Blake Hawkins and his wife, Katherine, started Hug-Hes Cafe about 30 years ago, but six months into their struggling business venture, Hawkins could only think, “You idiot, why did you do this?” Fast forward to today, and now Hawkins owns 5 successful Hug-Hes restaurants from North Ogden to their newest location in Centerville.

“I’ve been in this industry for 47 years. I worked for some corporations and companies throughout that time and just decided that I didn’t like people telling me what to do,” Hawkins said. “I didn’t want my success to depend on someone else, so I took what I’d learned and spent the next two years scouting auctions for used or refurbished restaurant equipment.” Then, Hug-Hes Cafe opened their first location by McKay-Dee Hospital in the Harrison Depot area. About 6 years ago, they moved to their current location on Harrison Blvd.

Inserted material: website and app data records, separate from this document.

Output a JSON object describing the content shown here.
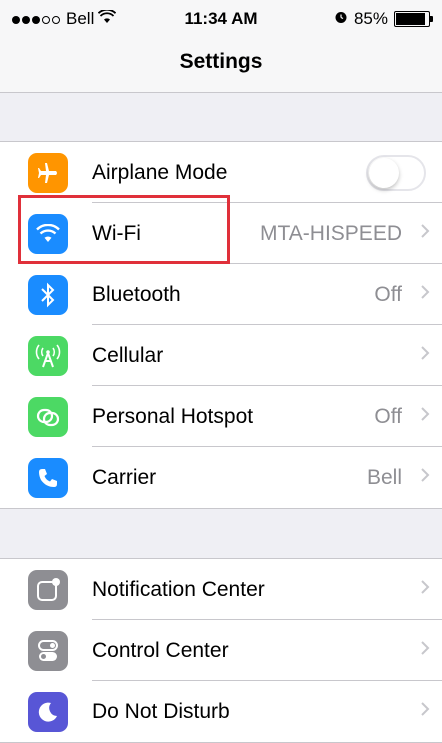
{
  "status_bar": {
    "carrier": "Bell",
    "signal": "●●●○○",
    "time": "11:34 AM",
    "battery": "85%",
    "battery_level": 0.85
  },
  "nav": {
    "title": "Settings"
  },
  "group1": [
    {
      "label": "Airplane Mode",
      "value": "",
      "icon": "airplane-icon",
      "color": "#ff9500",
      "control": "toggle-off"
    },
    {
      "label": "Wi-Fi",
      "value": "MTA-HISPEED",
      "icon": "wifi-icon",
      "color": "#1a8cff",
      "highlighted": true
    },
    {
      "label": "Bluetooth",
      "value": "Off",
      "icon": "bluetooth-icon",
      "color": "#1a8cff"
    },
    {
      "label": "Cellular",
      "value": "",
      "icon": "cellular-icon",
      "color": "#4cd964"
    },
    {
      "label": "Personal Hotspot",
      "value": "Off",
      "icon": "hotspot-icon",
      "color": "#4cd964"
    },
    {
      "label": "Carrier",
      "value": "Bell",
      "icon": "phone-icon",
      "color": "#1a8cff"
    }
  ],
  "group2": [
    {
      "label": "Notification Center",
      "value": "",
      "icon": "notification-center-icon",
      "color": "#8e8e93"
    },
    {
      "label": "Control Center",
      "value": "",
      "icon": "control-center-icon",
      "color": "#8e8e93"
    },
    {
      "label": "Do Not Disturb",
      "value": "",
      "icon": "moon-icon",
      "color": "#5856d6"
    }
  ],
  "highlight_color": "#e0303a"
}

While their restaurant started a bit rocky, it was after Hawkins invented his famous smoked chicken pasta salad, raspberry vinaigrette and beer bread that business took off. “Back then, 30 years ago, pasta wasn’t popular in Utah. On the coasts it was, but Utah was definitely a meat and potatoes culture,” he remembered. “We started getting introduced to other things, pasta being one. So I needed to come up with a pasta salad, and I played around with some recipes and made a special dressing for it. We started doing really well.”

Though his creation started Hug-Hes’s upward growth, Hawkins does not have a culinary background. He went to school for Business Administration with an emphasis in finance and started his restaurant career as a bouncer for the night crowd at JB’s Big Boy in Provo. But his extensive restaurant experience means he knows exactly what goes into making a menu for a new restaurant. “Use the minimal amount of ingredients as possible because you can maintain freshness in your food and design your menu to use different items in different ways. You learn the price points and what it takes to price out raw products for your menu item,” he said.

Right now, Hawkins is working on his exit strategy, planning to leave day-to-day operations to his son, Jordan, as well as long-time employee Nathan Richie. But experience speaks volumes, and his advice to those wanting to start their own business is simple: “If you have a passion for a certain industry, get involved with that industry first. You can’t make a good decision if you don’t know what it’s about. It could take a sacrifice to do that, you might make more money doing something else. But if it’s your passion, try it out first.”

As for what’s behind the name, that’s a pretty funny story. “The name comes from my wife’s maiden name, Hughes. Her father was in the FBI Washington in D.C. like 70 years ago, and the Easterners would see Hughes and see the ‘G,’ so they’d pronounce it Hug-Hes. We probably had 100 different names, but that floated right to the top.”